Baptist preacher Jonathan Edwards shares some top tips
Every preacher should want to improve their preaching. And, even if they don’t, you can be sure that their congregation longs for it to happen!
If you’re a preacher then here are some tips, and if you are not a preacher then here’s a list of things that you can pray for those who preach to you.
1. Live closer to God
Perhaps you thought that I’d begin with some amazing oratorical techniques that you could adopt? But no, preaching is all about enabling people to get closer to God and you will be useless at that unless you are living closer to him yourself.
Make sure that before you even start to write a sermon you are letting God speak to you. Give time to listen to him before you dare to unleash a sermon on anyone else. You will need to give God what is popularly called 'quality time'. That’s protected time when you are all ears for what God has to say to you.
2. Read the Bible passage a number of times
Preaching needs to be firmly rooted in the Bible. It isn’t an opportunity for you to share your latest bright ideas, but a moment to help people to hear what God is saying to them. So don’t just read a Bible passage once. Read it a number of times and ideally over a week or so.
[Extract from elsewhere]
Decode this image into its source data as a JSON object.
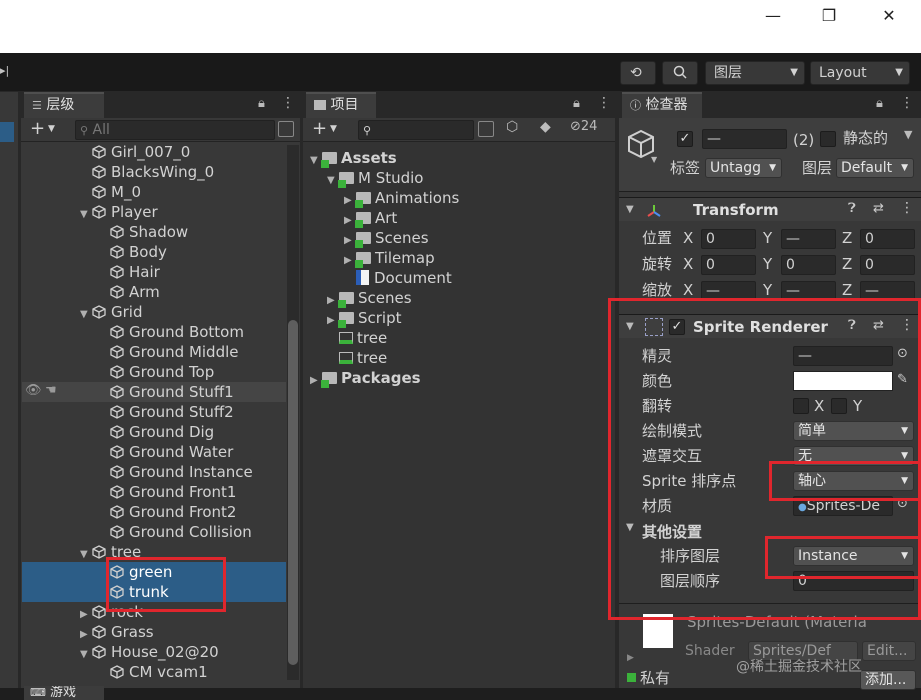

Listen to what that passage is saying to you, and then try to imagine what it is saying to the people to whom you will be preaching. Think what it will mean to the healthy, the sick, the unemployed, the employed, the retired, the disappointed, the successful, the depressed and the happy (don’t assume that everyone is just like you).
3. Do some digging
When you have thought thoroughly about the passage spend some time reading what other people have said about it.
Bible commentaries are an incredibly valuable resource for preachers. I normally read three or four of them, and it is best if they bring different perspectives. Time and again I find that they bring insights to me that, with embarrassment, I have to confess hadn’t even occurred to me.
Dig in other places as well. Get hold of books on the theme(s) you're exploring, which may help you to reflect more deeply on the subject.
4. Ask other people
Preaching is a community activity. It may look like a solitary pursuit but that’s the last thing it should ever be. You have the privilege of sharing what God is saying to you in order to bless the whole church and so it’s really important to listen to what God saying to other people.
If you are, for example, going to preach about prayer why not ask a number of people “What’s your biggest struggle with prayer?” or “In what way has God spoken to you recently?” Then your sermon can be tied in with people’s own experience of prayer and not just your own prayer life.
5. Listen to the news
One of the frequent criticisms of preaching is that it is disconnected from the real world. That should never happen! It’s helpful if you are aware of what is happening in the world and can, therefore, help people to think through their response to current events.
The pandemic is causing us all to reflect on the fragility of life. The challenge of climate change encourages us all to reflect on our responsibility to be good stewards of God’s creation. The appalling presence of discrimination in our society helps us to reflect on a God who values every single person.
Karl Barth, the famous theologian, encouraged all preachers to have the Bible in one hand and a newspaper in the other. It’s not always easy to see how they relate to one another, but it is a preacher’s duty to get down on their knees and try to work out the connections.
6. Expect God to speak
There’s a church I know which has three words outside the building – ‘Where miracles happen’. That tells me a lot about that church and their expectation of what will happen when they get together. I love that. Every church should be a place where miracles are expected because we serve a God of miracles.
I believe that many miracles take place when a sermon is being preached. God will often challenge and convict people during a sermon. Interestingly, the way in which people are touched by a sermon is often very different from what the preacher anticipated. God is at work and so we should expect the unexpected. That means that we should all be confident that God will speak when a sermon is preached.
7. Get feedback
In my experience most people who respond to sermons are very positive in their comments. That’s very pleasant and much appreciated, but it would be dangerous if any preacher only listened to positive comments.
If you are a preacher and you preach to the same congregation on a regular basis it would be wise to find two or three people who love you enough to be honest with you. Let them tell you about the ways in which God spoke to them through your sermons, but let them also tell you about the illustrations which misfired, the parts of your sermon which were unclear and the application which didn’t really connect.
8. Thank God!
And never forget to thank God for the awesome privilege of preaching. It is one of the most exciting privileges that God ever gives to a person, and so anything that you can ever do to become a more effective preacher should be grasped with both hands.